> _Try it_
Look for the word "JSON" in the entries below, then copy every line that has it.

START Entries supplied

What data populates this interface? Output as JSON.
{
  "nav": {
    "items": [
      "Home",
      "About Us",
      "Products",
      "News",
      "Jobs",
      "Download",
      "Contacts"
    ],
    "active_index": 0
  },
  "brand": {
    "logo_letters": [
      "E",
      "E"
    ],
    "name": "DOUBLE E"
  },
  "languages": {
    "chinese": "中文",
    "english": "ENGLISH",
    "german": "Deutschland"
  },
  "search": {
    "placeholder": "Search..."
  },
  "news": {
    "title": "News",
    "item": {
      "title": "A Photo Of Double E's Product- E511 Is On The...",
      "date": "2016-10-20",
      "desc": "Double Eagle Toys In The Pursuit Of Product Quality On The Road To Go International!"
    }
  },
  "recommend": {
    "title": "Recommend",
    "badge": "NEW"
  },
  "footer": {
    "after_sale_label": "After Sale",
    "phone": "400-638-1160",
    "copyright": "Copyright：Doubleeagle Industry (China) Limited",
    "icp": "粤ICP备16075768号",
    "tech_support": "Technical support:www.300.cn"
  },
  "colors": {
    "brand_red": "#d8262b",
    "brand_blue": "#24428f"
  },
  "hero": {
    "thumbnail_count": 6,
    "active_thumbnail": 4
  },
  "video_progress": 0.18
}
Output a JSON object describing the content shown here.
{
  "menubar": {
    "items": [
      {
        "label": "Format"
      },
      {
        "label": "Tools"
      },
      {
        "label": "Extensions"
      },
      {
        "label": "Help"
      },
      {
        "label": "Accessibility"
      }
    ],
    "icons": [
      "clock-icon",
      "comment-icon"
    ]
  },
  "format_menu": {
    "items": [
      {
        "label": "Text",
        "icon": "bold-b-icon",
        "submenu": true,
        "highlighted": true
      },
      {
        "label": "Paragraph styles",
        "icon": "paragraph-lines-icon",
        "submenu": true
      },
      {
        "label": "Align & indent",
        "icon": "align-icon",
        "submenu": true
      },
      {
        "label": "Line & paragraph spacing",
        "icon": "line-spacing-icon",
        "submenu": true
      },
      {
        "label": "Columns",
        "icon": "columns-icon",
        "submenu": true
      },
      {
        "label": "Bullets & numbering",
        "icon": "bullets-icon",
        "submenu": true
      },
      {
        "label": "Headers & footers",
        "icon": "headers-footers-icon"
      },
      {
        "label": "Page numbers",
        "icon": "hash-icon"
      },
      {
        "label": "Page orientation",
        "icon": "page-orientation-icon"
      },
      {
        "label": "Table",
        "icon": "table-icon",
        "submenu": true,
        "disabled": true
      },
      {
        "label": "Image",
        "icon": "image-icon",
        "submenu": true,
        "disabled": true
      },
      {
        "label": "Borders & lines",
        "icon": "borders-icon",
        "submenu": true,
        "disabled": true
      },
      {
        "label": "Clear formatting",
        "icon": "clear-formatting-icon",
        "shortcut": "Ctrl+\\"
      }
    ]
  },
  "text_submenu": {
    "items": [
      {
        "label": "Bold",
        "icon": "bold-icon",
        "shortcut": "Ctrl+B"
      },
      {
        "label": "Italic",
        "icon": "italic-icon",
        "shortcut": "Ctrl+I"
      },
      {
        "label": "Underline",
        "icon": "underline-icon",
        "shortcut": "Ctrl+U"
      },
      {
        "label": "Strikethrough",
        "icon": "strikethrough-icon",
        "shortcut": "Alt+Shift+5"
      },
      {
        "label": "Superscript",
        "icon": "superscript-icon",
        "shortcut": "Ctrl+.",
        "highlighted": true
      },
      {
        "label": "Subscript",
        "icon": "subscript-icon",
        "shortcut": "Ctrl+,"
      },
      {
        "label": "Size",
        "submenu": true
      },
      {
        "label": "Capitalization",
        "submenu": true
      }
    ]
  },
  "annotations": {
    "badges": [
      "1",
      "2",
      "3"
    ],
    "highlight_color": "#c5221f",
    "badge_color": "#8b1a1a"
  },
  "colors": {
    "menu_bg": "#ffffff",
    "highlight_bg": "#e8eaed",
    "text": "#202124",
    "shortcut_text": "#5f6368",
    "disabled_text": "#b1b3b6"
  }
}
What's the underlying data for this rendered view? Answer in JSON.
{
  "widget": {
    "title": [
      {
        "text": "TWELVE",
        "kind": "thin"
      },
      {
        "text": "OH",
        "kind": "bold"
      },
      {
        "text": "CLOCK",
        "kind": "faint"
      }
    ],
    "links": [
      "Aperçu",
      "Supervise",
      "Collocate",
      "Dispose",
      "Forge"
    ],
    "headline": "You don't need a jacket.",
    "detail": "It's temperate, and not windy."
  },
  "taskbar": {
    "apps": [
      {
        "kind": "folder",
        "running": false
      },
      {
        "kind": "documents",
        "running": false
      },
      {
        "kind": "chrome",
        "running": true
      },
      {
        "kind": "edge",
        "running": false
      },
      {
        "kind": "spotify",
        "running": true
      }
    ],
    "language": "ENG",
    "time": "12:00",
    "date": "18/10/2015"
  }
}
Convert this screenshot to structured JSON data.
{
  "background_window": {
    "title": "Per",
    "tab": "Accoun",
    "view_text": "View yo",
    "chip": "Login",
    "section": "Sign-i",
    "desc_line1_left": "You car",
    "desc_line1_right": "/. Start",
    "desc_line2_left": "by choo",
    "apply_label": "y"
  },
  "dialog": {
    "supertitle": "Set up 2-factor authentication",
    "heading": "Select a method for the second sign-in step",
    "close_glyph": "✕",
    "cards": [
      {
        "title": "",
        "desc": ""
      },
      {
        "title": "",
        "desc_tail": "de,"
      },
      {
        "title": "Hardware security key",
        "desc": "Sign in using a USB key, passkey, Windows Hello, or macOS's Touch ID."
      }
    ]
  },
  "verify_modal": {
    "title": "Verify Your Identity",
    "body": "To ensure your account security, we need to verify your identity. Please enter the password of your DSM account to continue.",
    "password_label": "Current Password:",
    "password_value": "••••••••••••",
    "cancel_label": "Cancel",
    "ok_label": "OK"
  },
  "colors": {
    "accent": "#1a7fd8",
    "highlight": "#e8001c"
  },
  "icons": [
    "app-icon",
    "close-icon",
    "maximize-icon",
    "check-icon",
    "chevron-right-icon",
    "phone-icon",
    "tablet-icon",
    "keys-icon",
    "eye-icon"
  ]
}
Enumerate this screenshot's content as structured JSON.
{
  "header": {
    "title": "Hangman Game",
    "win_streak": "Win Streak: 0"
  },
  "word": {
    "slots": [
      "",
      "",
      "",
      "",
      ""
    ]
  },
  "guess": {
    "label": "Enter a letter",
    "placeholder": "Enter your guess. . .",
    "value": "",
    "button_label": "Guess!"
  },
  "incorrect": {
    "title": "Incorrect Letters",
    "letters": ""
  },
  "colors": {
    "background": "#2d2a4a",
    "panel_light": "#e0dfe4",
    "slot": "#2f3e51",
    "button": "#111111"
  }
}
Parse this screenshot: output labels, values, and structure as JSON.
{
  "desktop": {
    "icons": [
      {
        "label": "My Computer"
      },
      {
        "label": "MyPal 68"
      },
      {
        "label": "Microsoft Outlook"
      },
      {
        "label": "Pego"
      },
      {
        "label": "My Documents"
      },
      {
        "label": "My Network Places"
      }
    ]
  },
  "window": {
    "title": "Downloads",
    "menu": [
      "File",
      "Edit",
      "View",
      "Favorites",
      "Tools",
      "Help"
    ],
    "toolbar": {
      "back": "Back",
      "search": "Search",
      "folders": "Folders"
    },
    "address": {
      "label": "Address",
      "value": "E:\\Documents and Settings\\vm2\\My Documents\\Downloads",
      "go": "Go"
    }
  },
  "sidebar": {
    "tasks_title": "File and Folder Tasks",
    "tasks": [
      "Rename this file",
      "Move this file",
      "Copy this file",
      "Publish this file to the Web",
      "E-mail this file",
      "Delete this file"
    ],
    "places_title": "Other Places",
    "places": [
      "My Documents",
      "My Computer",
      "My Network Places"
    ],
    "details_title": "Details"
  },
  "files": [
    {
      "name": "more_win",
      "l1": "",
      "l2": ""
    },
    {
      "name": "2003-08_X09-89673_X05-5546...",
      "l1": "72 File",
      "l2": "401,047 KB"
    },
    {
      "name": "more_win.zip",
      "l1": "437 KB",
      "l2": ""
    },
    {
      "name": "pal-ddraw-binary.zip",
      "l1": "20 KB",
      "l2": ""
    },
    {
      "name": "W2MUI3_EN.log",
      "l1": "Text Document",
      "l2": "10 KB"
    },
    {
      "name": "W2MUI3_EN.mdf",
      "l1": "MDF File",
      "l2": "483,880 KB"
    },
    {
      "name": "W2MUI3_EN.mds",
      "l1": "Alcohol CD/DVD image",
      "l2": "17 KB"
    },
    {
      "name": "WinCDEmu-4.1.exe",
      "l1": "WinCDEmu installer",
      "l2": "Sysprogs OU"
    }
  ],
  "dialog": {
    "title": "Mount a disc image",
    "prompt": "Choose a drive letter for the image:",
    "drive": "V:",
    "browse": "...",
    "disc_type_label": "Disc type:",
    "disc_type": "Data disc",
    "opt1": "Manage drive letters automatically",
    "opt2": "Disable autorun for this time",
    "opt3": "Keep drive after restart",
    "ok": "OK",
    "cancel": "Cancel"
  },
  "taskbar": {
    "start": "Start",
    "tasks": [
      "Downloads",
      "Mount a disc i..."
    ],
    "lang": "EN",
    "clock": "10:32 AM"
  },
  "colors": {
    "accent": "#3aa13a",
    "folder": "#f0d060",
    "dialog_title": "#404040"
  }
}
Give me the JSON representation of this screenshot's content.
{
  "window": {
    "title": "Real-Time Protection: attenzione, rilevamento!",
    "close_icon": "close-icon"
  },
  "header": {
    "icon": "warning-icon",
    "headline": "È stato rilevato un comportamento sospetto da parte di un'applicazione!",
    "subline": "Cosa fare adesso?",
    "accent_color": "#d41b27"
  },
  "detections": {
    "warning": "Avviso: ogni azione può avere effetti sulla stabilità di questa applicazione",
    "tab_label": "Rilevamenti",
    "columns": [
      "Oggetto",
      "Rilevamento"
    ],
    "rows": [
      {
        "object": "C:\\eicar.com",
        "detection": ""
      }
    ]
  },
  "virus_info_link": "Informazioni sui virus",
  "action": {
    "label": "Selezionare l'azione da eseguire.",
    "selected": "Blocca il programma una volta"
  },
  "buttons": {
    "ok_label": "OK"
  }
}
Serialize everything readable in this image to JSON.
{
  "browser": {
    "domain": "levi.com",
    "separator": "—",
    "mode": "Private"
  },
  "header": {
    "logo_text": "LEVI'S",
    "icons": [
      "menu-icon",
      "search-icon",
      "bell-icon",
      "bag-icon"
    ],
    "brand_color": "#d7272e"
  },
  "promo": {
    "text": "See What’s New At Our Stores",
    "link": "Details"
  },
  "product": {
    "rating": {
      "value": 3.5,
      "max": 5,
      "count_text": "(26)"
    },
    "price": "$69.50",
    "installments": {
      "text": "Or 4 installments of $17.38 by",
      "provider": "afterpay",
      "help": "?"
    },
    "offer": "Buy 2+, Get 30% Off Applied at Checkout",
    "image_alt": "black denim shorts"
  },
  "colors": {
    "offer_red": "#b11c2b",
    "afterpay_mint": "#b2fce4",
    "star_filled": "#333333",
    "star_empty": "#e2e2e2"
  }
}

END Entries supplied

> _Task solution_
What data populates this interface? Output as JSON.
Output a JSON object describing the content shown here.
What's the underlying data for this rendered view? Answer in JSON.
Convert this screenshot to structured JSON data.
Enumerate this screenshot's content as structured JSON.
Parse this screenshot: output labels, values, and structure as JSON.
Give me the JSON representation of this screenshot's content.
Serialize everything readable in this image to JSON.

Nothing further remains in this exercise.